Hello? I have an English literature degree. And I’m familiar with Bradbury’s classic FAHRENHEIT 451. Are you serious right now?
But worse than that expectation that I wouldn’t “get” what sophomores are doing is the drill that will be held during second period. The vice-principal came in first thing to hand me the “procedures.”
I’ve already been on a fire drill at this school. But today there will be a LOCK DOWN drill. This is preparatory for a “live shooter” or “other threat” on campus.
So, when the announcement comes on, I’ll get to pull the blinds, switch of the lights and huddle under my desk with a class full of teenagers. All of them will have their phones out, and I’m supposed to keep them off those.

Because in the event of an actual lock down, those lights would be an open invitation to the threat that the room was filled with innocents.
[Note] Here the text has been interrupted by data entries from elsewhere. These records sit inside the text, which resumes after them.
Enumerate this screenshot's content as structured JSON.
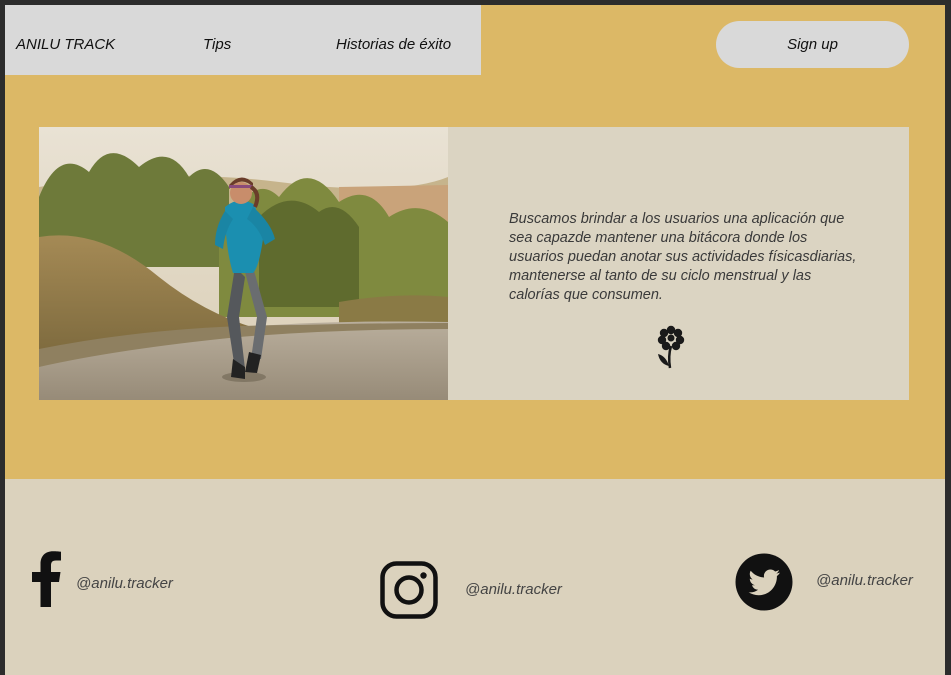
{
  "nav": {
    "brand": "ANILU TRACK",
    "tips": "Tips",
    "stories": "Historias de éxito",
    "signup": "Sign up"
  },
  "hero": {
    "description": "Buscamos brindar a los usuarios una aplicación que sea capazde mantener una bitácora donde los usuarios puedan anotar sus actividades físicasdiarias, mantenerse al tanto de su ciclo menstrual y las calorías que consumen."
  },
  "footer": {
    "facebook_handle": "@anilu.tracker",
    "instagram_handle": "@anilu.tracker",
    "twitter_handle": "@anilu.tracker"
  },
  "colors": {
    "mustard": "#dcb866",
    "nav_gray": "#d9d9d9",
    "panel_beige": "#dbd4c2",
    "footer_beige": "#dbd2bd"
  }
}
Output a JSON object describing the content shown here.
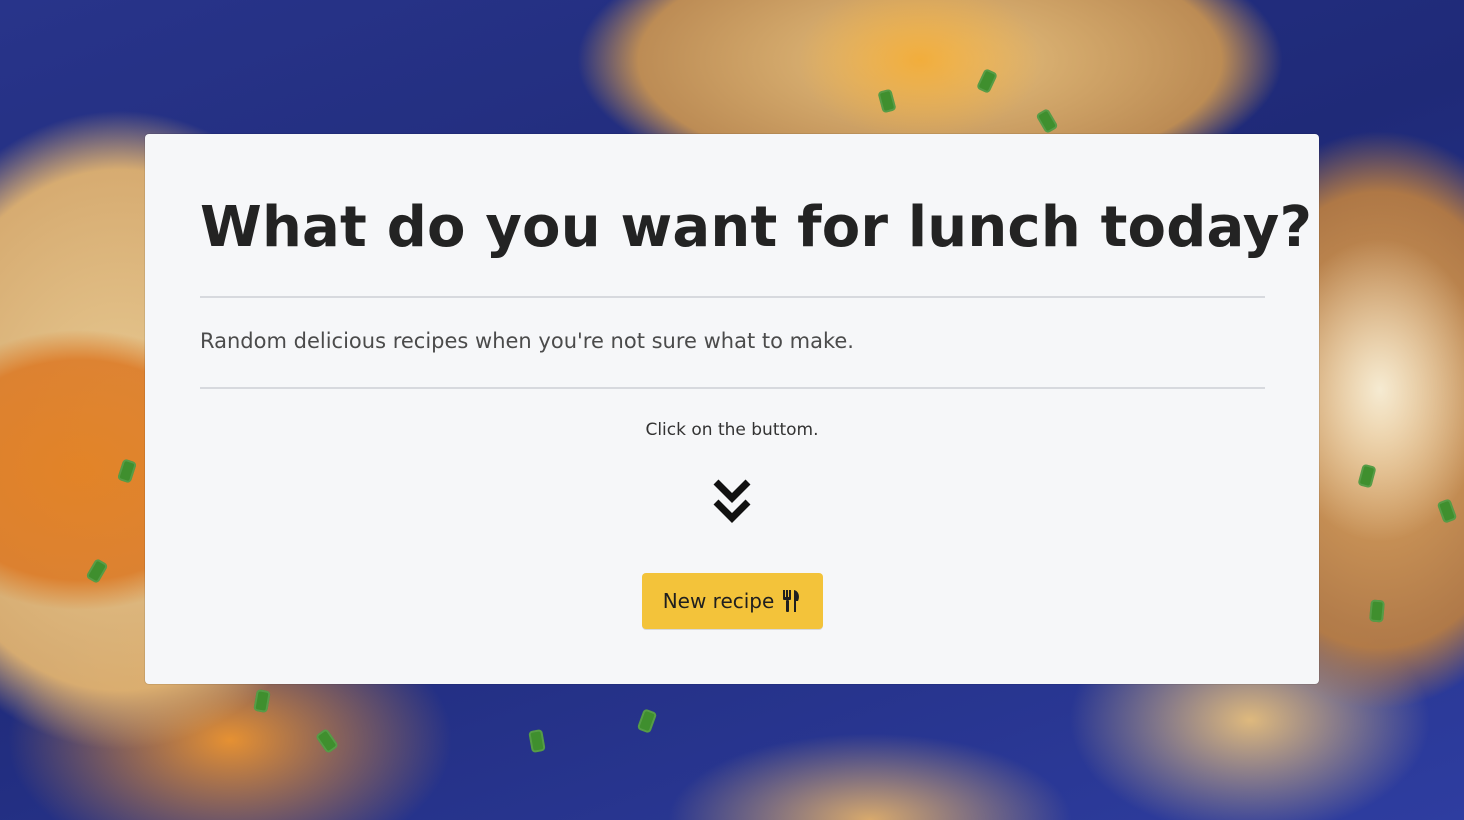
{
  "hero": {
    "title": "What do you want for lunch today?",
    "subtitle": "Random delicious recipes when you're not sure what to make.",
    "hint": "Click on the buttom.",
    "button_label": "New recipe",
    "button_icon": "utensils-icon",
    "arrow_icon": "double-chevron-down-icon"
  },
  "colors": {
    "panel_bg": "#f6f7f9",
    "button_bg": "#f3c33a",
    "title_text": "#232323",
    "background_blue": "#2b3a8f"
  }
}
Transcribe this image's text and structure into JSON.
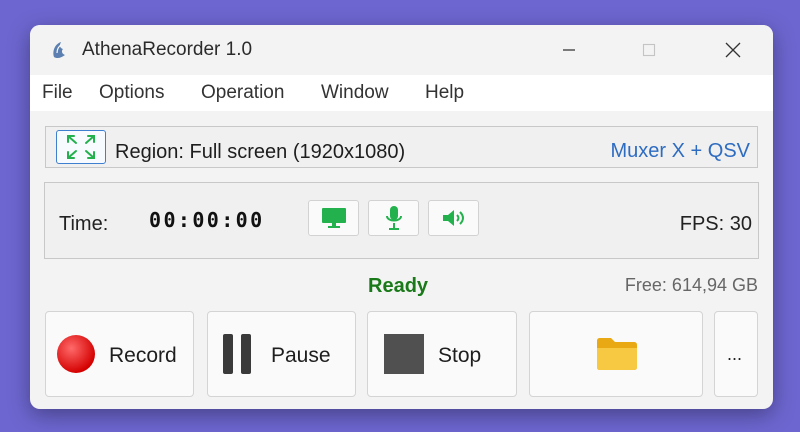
{
  "window": {
    "title": "AthenaRecorder 1.0"
  },
  "menu": [
    "File",
    "Options",
    "Operation",
    "Window",
    "Help"
  ],
  "region": {
    "text": "Region: Full screen (1920x1080)",
    "encoder": "Muxer X + QSV"
  },
  "timer": {
    "label": "Time:",
    "value": "00:00:00",
    "fps": "FPS: 30"
  },
  "sources": [
    "monitor-icon",
    "microphone-icon",
    "speaker-icon"
  ],
  "status": {
    "text": "Ready",
    "free_space": "Free: 614,94 GB"
  },
  "buttons": {
    "record": "Record",
    "pause": "Pause",
    "stop": "Stop",
    "more": "..."
  },
  "colors": {
    "accent_green": "#22b14c",
    "status_green": "#1a7a1a",
    "record_red": "#e8141c",
    "link_blue": "#2e6cc2",
    "background": "#6d66d0"
  }
}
Not really a message we want to give out.

As the VP explains things to me (and I’m not a novice to this, so he really didn’t have to), he ends the conversation with, “It’s unfortunate that we even have to practice this.”

Unfortunate might be an understatement. This is the world we live in where people won’t even let kids learn in peace at school.

And then they decide to have a fire drill on the back side of sitting on the floor in the dark for six minutes. I’m sure you can guess how engaged those sophomores were when we came back to class 20 minutes later.


What Adds Interest

I didn’t want to end this post with a negative tone, so let’s talk about things that add interest to my day of substitute teaching. There are a few. It’s not always glorified babysitting (with a WAY better paycheck than I ever earned back in the day).

I’m a writer. I love reading. You can imagine what sort of things I’d find interesting when in the same room with teenagers. Things like:

  • Reading and discussing an article
  • Reading and discussing a short story with a specific purpose (like writing a paragraph on some literary device or element afterward)
  • Reading and discussing poetry
  • Watching a video that will spark a conversation that segues into an assignment
  • Brainstorming ideas for stories (a rare joy these days)
  • Class discussion when students actually participate

There are probably other things that have made the hours slide by in a middle or high school classroom. In the end, it boils down to student engagement and teacher-student interaction.

What things have you done at work lately that were unexpected? What makes the day drag on and on for you?